    29 Cars had mandated seat belt interlocks in 1974, and they went away because people complained. Cadillac will probably reconsider for the same reason, or make it possible to disable.

  32. ChuckGrenci Says:

    If you go to the article (transcript), “Buckle to Drive” needs to be turned on to function.

  33. Lambo2015 Says:

    29 I’m with you there. I’m all for safety devices and using them isn’t a problem. However there are many times I move my vehicles where I don’t need to be reminded to wear my belt.
    I have a truck and when hooking up a trailer I may be in a tight spot or I get in and out of the truck a few times. I didn’t always close the door if I’m moving back 3 inches to get a hitch to drop over a ball. But now my new truck wont go into gear without the door being shut. PITA. I disabled the seatbelt chime the second day I owned truck because unlike common sense would warrant it to start chiming once the truck is over 10 mph. No it starts as soon as its in gear with a very annoying ding ding ding again while I might be just moving 6 feet.
    Ive also found the auto braking feature to be too sensitive. If I’m baking out of the driveway and a car is parked on the street I have had the truck jam on the brakes scaring the bageezes out of everyone in the truck like we were about to get sideswiped. I’m not sure if its picking up the curb or the parked vehicle but its done this three times now. Thinking less is more on the next truck.

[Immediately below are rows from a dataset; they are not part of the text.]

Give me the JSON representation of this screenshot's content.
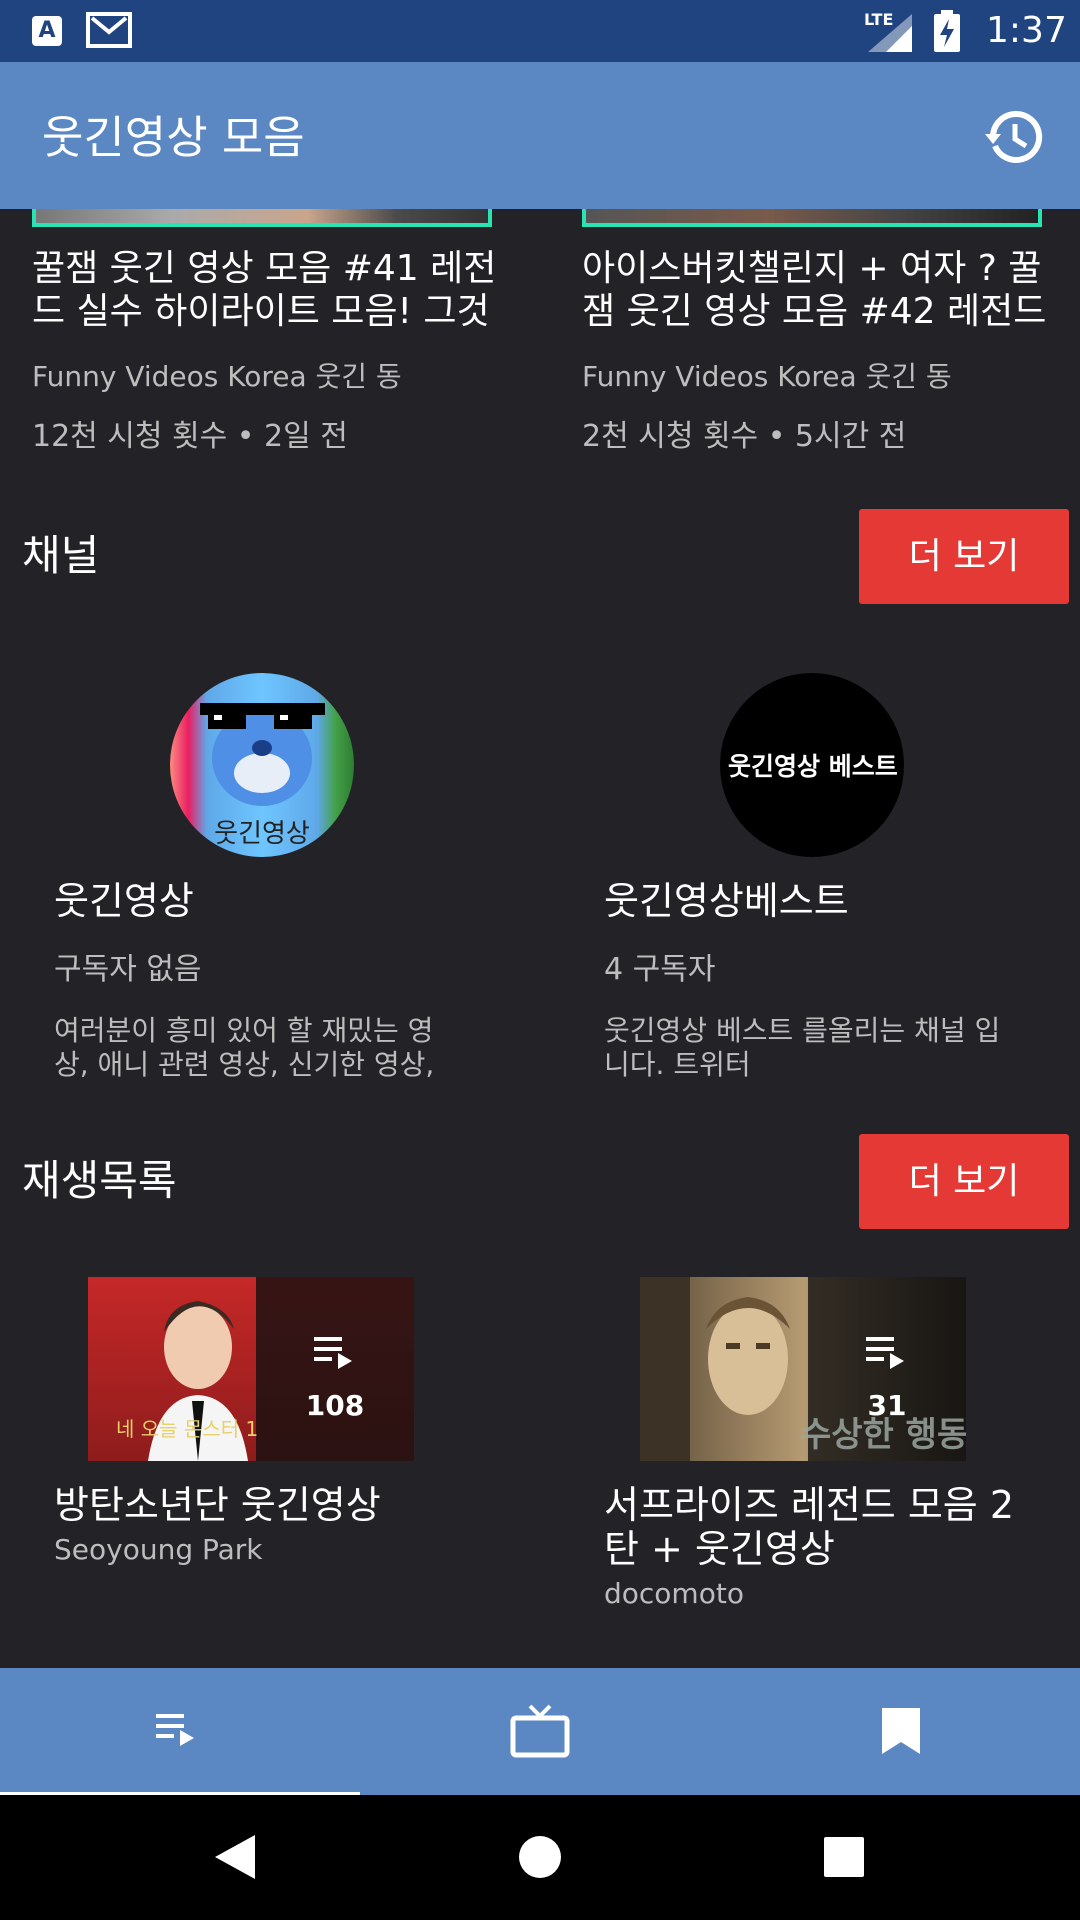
{
  "status_bar": {
    "network": "LTE",
    "time": "1:37",
    "keyboard_badge": "A"
  },
  "app_bar": {
    "title": "웃긴영상 모음"
  },
  "videos": [
    {
      "title": "꿀잼 웃긴 영상 모음 #41 레전드 실수 하이라이트 모음! 그것",
      "channel": "Funny Videos Korea 웃긴 동",
      "meta": "12천 시청 횟수 • 2일 전"
    },
    {
      "title": "아이스버킷챌린지 + 여자 ? 꿀잼 웃긴 영상 모음 #42 레전드",
      "channel": "Funny Videos Korea 웃긴 동",
      "meta": "2천 시청 횟수 • 5시간 전"
    }
  ],
  "channels_section": {
    "title": "채널",
    "more_label": "더 보기",
    "items": [
      {
        "avatar_text": "웃긴영상",
        "name": "웃긴영상",
        "subs": "구독자 없음",
        "desc": "여러분이 흥미 있어 할 재밌는 영상, 애니 관련 영상, 신기한 영상, ..."
      },
      {
        "avatar_text": "웃긴영상 베스트",
        "name": "웃긴영상베스트",
        "subs": "4 구독자",
        "desc": "웃긴영상 베스트 를올리는 채널 입니다. 트위터https://twitter.com/..."
      }
    ]
  },
  "playlists_section": {
    "title": "재생목록",
    "more_label": "더 보기",
    "items": [
      {
        "count": "108",
        "title": "방탄소년단 웃긴영상",
        "author": "Seoyoung Park",
        "thumb_caption": "네 오늘 몬스터 1"
      },
      {
        "count": "31",
        "title": "서프라이즈 레전드 모음 2탄 + 웃긴영상",
        "author": "docomoto",
        "thumb_caption": "수상한 행동"
      }
    ]
  },
  "bottom_nav": {
    "tabs": [
      {
        "icon": "playlist-icon",
        "selected": true
      },
      {
        "icon": "tv-icon",
        "selected": false
      },
      {
        "icon": "bookmark-icon",
        "selected": false
      }
    ]
  },
  "system_nav": {
    "buttons": [
      "back-icon",
      "home-icon",
      "recents-icon"
    ]
  },
  "colors": {
    "status_bar": "#1f4480",
    "app_bar": "#5b87c2",
    "background": "#232226",
    "accent_button": "#e53935",
    "thumb_border": "#29e3b4"
  }
}
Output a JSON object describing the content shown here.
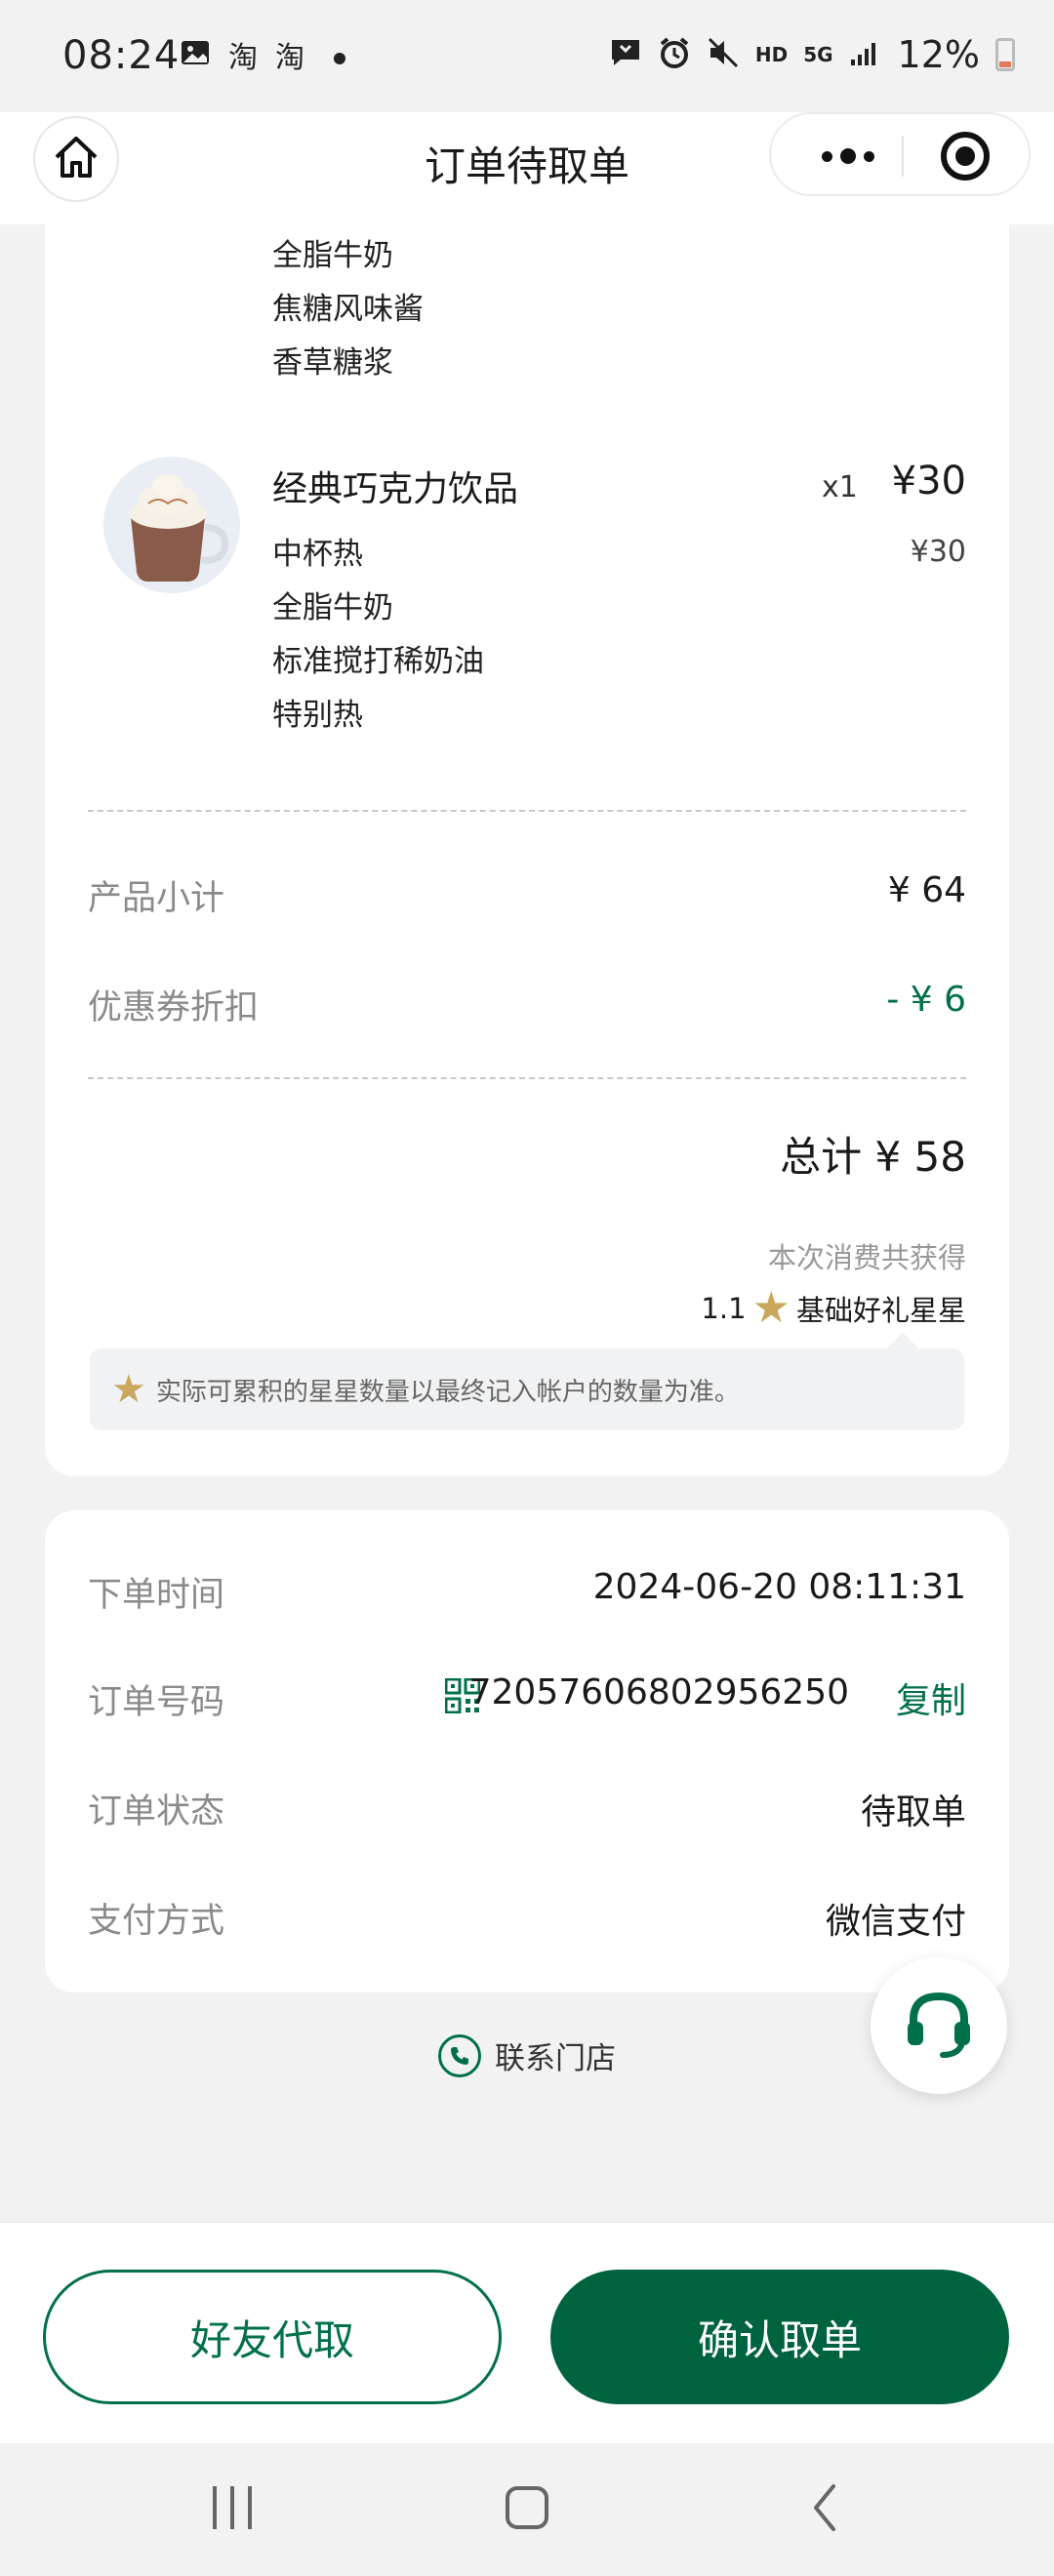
{
  "status_bar": {
    "time": "08:24",
    "left_icons": [
      "image-icon",
      "taobao-icon",
      "taobao-icon"
    ],
    "right_icons": [
      "message-icon",
      "alarm-icon",
      "mute-icon"
    ],
    "hd": "HD",
    "network": "5G",
    "battery": "12%"
  },
  "header": {
    "title": "订单待取单",
    "home_icon": "home-icon",
    "more_icon": "more-icon",
    "close_icon": "target-icon"
  },
  "previous_item": {
    "options": [
      "全脂牛奶",
      "焦糖风味酱",
      "香草糖浆"
    ]
  },
  "item": {
    "name": "经典巧克力饮品",
    "qty": "x1",
    "price": "¥30",
    "options": [
      "中杯热",
      "全脂牛奶",
      "标准搅打稀奶油",
      "特别热"
    ],
    "unit_price": "¥30"
  },
  "summary": {
    "subtotal_label": "产品小计",
    "subtotal_value": "¥ 64",
    "discount_label": "优惠券折扣",
    "discount_value": "- ¥ 6",
    "total": "总计 ¥ 58",
    "earn_caption": "本次消费共获得",
    "earn_amount": "1.1",
    "earn_label": "基础好礼星星",
    "note": "实际可累积的星星数量以最终记入帐户的数量为准。"
  },
  "order_info": {
    "time_label": "下单时间",
    "time_value": "2024-06-20 08:11:31",
    "number_label": "订单号码",
    "number_value": "72057606802956250",
    "copy_label": "复制",
    "status_label": "订单状态",
    "status_value": "待取单",
    "payment_label": "支付方式",
    "payment_value": "微信支付"
  },
  "contact": {
    "label": "联系门店"
  },
  "actions": {
    "friend_pickup": "好友代取",
    "confirm_pickup": "确认取单"
  },
  "colors": {
    "brand_green": "#00704a",
    "button_green": "#00633f",
    "star_gold": "#c9a85c"
  }
}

  34. Kit Gerhart Says:

    The new Diamond Sky color on the Cadillacs might be similar to the Ice Blue on my ’89 Caravan.